On Tuesday, May 21, we visited the U.S. Embassy in Tokyo, Japan, to attend a Juneteenth event featuring Dr. Opal Lee, affectionately known as “The Grandmother of Juneteenth.” Dr. Lee earned this title by walking from Fort Worth, Texas, to Washington, D.C., in 2016, advocating for Juneteenth to become a federal holiday, which President Biden enacted in 2021. The initial goal was 5,000 signatures to present to Congress, but the movement garnered 1.5 million signatures.

Juneteenth marks a significant moment because, despite the Emancipation Proclamation in 1863, enforcement was lax, and many remained enslaved. On June 19, 1865, over 250,000 people learned they were freed, over two years after the Proclamation. Dr. Lee emphasized that if people can be taught to hate, they can also be taught to love, and that freedom belongs to everyone. Her invitation to Japan represents Juneteenth’s role as an international bridge.

The day concluded with interactions between foreign service officers, Dr. Nkemjika Ofodile-Carruthers, a Mansfield Fellow with the Department of Education, Sarah Belsouv, a Foreign Service Officer, and students from both FTCC and Kyoritsu University, who had the opportunity to introduce themselves and engage with the Mansfield Fellows.

— Dr. Kenjuana McCray

Dr. Opal Lee sits in front of a microphone and speaks.

Dr. Opal Lee, known as the “Grandmother of Juneteenth,” speaks at the U.S. Embassy in Tokyo.

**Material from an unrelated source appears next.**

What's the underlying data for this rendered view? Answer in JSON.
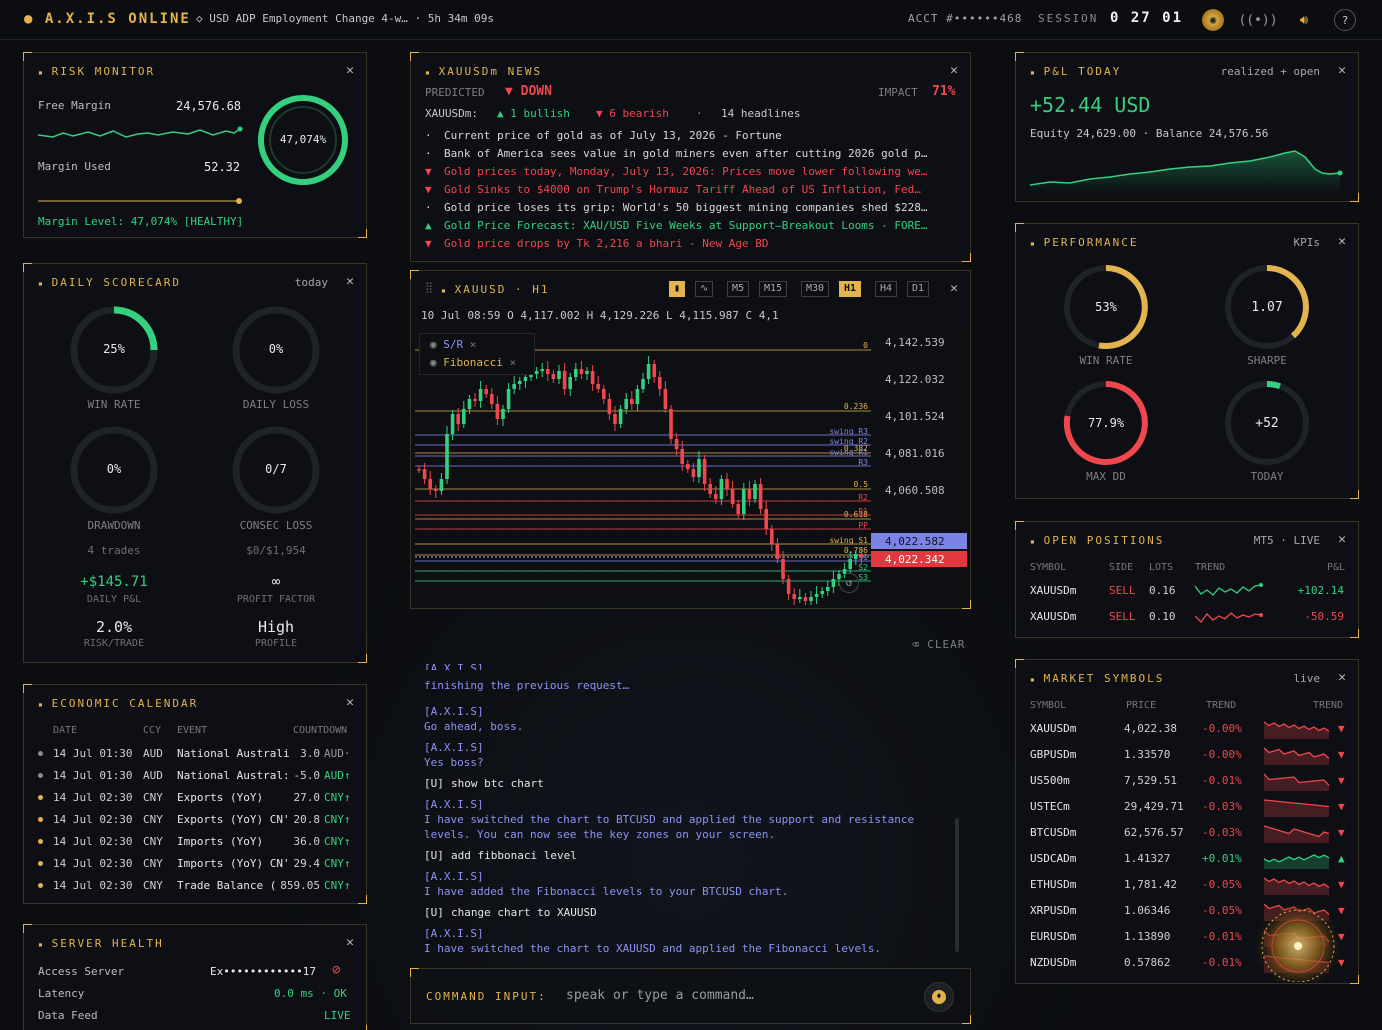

A group of American and Japanese college students

Fulbright Poster English Fulbright Poster Japanese Fulbright Students Sanno Grand Building